Reps pocket the excess if their commissions surpass the draw, but if they earn less than the draw, they might have to repay the shortfall to the company.
Want to learn more? Dive deeper into each type of commission structure in our article: Different Types of Sales Commission Structure.
Otherwise, get the free draw against commission template here.
How to Create a Sales Compensation Plan?
- Gather relevant data. Before creating your plan, you must have an idea of past sales performance, a thorough understanding of your business goals, and the nuances of your sales cycle.
- Draft your plan. Set your target pay, base salary, commission, bonuses, and other incentives. From there, decide on the right pay mix – the base salary to incentives ratio. Adjust upside potential to reward sales reps who excel in closing deals and exceeding their sales quota.
- Get buy-in from stakeholders. Engage with executives and sales leaders to gather feedback on your plan. Their insights can ensure it aligns with organizational goals.
- Communicate your plan. Transparency is mission-critical. Organize a meeting to introduce the compensation plan to your sales force. Emphasize how it supports the business strategy and aligns with the sales cycle.
- Implement necessary tools. Use a mix of your sales platforms like CRMs and other tools to track sales performance. Ensure your finance and payroll systems can handle payouts so your reps are paid accurately and on time.
- Hold training sessions. Offer training sessions that get into plan specifics into how high-performance can maximize earnings.
- Monitor and report performance. Keep a close eye on sales performance metrics. Establish regular check-ins and provide sales reps with intuitive dashboards that display sales milestones, potential bonuses, and accrued commissions at a glance.
- Collect Feedback. Open the channels of communication. Regularly engage your sales force and solicit their feedback. Their hands-on experience with the plan can offer invaluable insights, spotlighting areas that might need recalibration.
- Review and iterate. As business goals evolve, the plan should too. Periodically review and adjust your plan against real sales performance data.
- Document and ensure compliance. Meticulously document every tweak, change, or overhaul of the plan and ensure that your sales compensation strategy is in strict compliance with industry standards and regulations.
Best Practices in Effectively Maintaining a Sales Compensation Structure
- Set realistic sales quotas. Sales quotas should be both achievable and competitive. Past sales performance metrics will give you an idea of realistic goals. Roughly 60% of the sales team should be able to meet the set quotas.
- Communicate clearly and often. Consistent and transparent communication is pivotal. Ensure everyone on the sales team understands the intricacies of the sales compensation plan. Detail any changes to the plan and emphasize the company’s goals.
- Track metrics diligently. Use sales dashboards and spreadsheets to monitor sales performance metrics, sales quota attainment, and compensation payouts in real time. This gives you the ability to course correct and adjust your sales strategy when needed.
- Conduct regular audits.
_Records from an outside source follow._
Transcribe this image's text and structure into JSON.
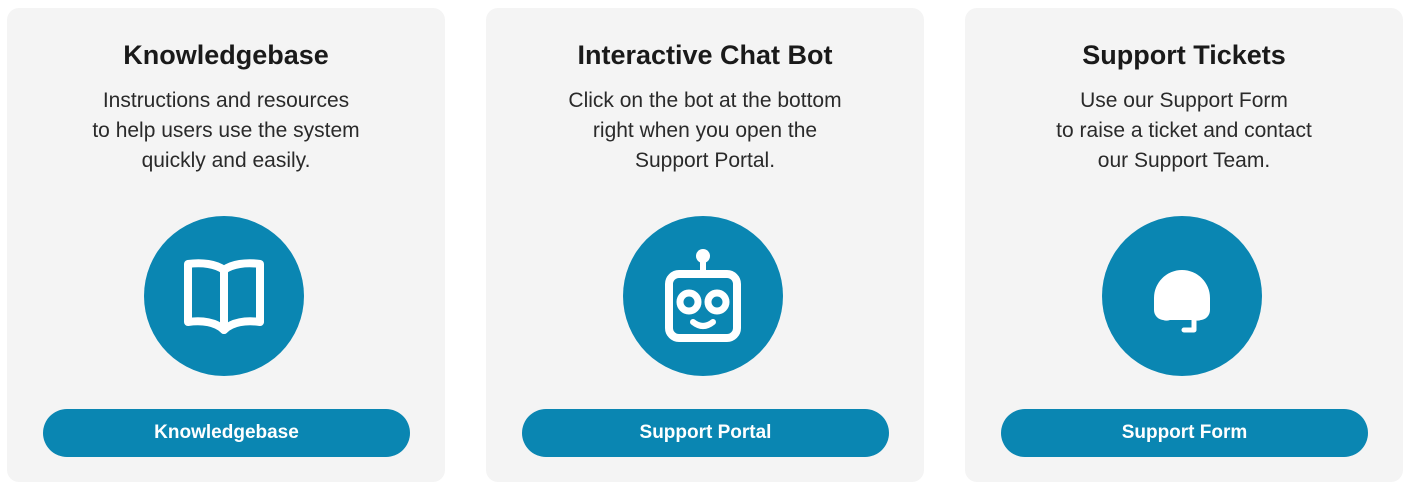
{
  "cards": [
    {
      "title": "Knowledgebase",
      "description": "Instructions and resources\nto help users use the system\nquickly and easily.",
      "icon": "book-icon",
      "button_label": "Knowledgebase"
    },
    {
      "title": "Interactive Chat Bot",
      "description": "Click on the bot at the bottom\nright when you open the\nSupport Portal.",
      "icon": "robot-icon",
      "button_label": "Support Portal"
    },
    {
      "title": "Support Tickets",
      "description": "Use our Support Form\nto raise a ticket and contact\nour Support Team.",
      "icon": "headset-icon",
      "button_label": "Support Form"
    }
  ],
  "colors": {
    "accent": "#0a86b2",
    "card_background": "#f4f4f4",
    "title_text": "#1a1a1a",
    "button_text": "#ffffff"
  }
}
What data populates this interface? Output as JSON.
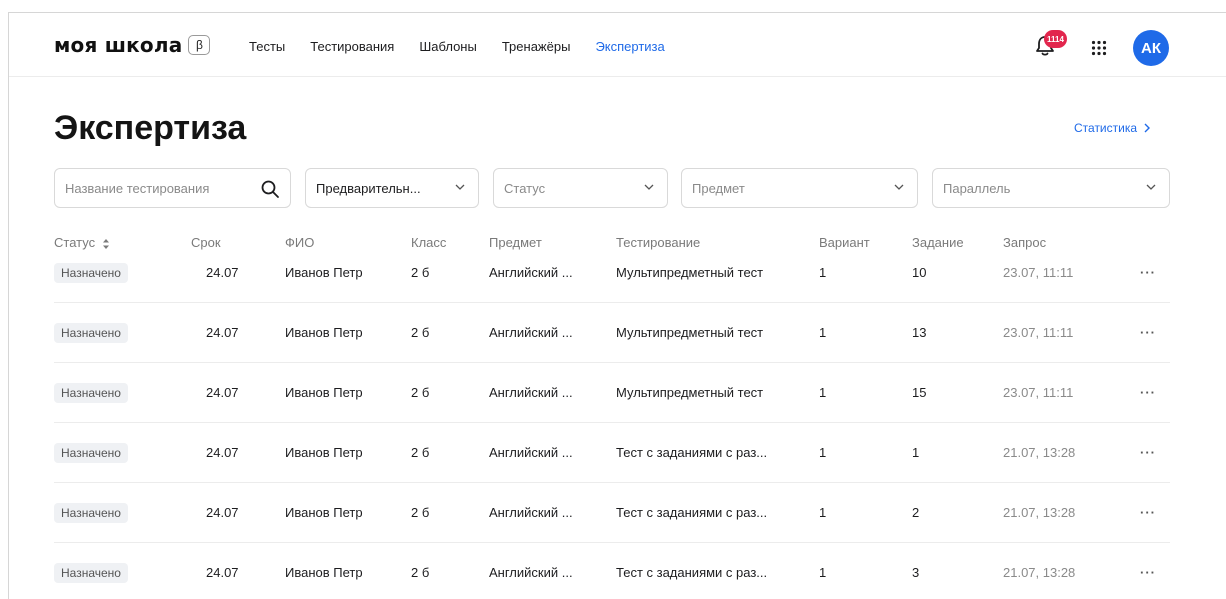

Frequently check your sales targets and payouts to ensure reps’ payouts are accurate and in line with your compensation plan.
- Evaluate and adjust. Always collect feedback and benchmark against industry standards. This helps make sure your sales commission plan remains competitive.
- Collaborate Cross-Functionally. Involve teams like Finance, HR, and Sales Ops to get a well-rounded view and create a comprehensive compensation strategy.
Free Sales Compensation Calculator for Google Sheets
While creating the perfect sales compensation plan is challenging, accurately calculating and tracking against it can be even harder.
Sales Compensation Plans
A well-structured sales compensation plan can be your business’ growth engine – if you can leverage it effectively.
Coefficient allows users to streamline commission management by automatically tracking and calculating commissions in Google Sheets.
Don’t just take our word for it. Try Coefficient for free today to see it for yourself.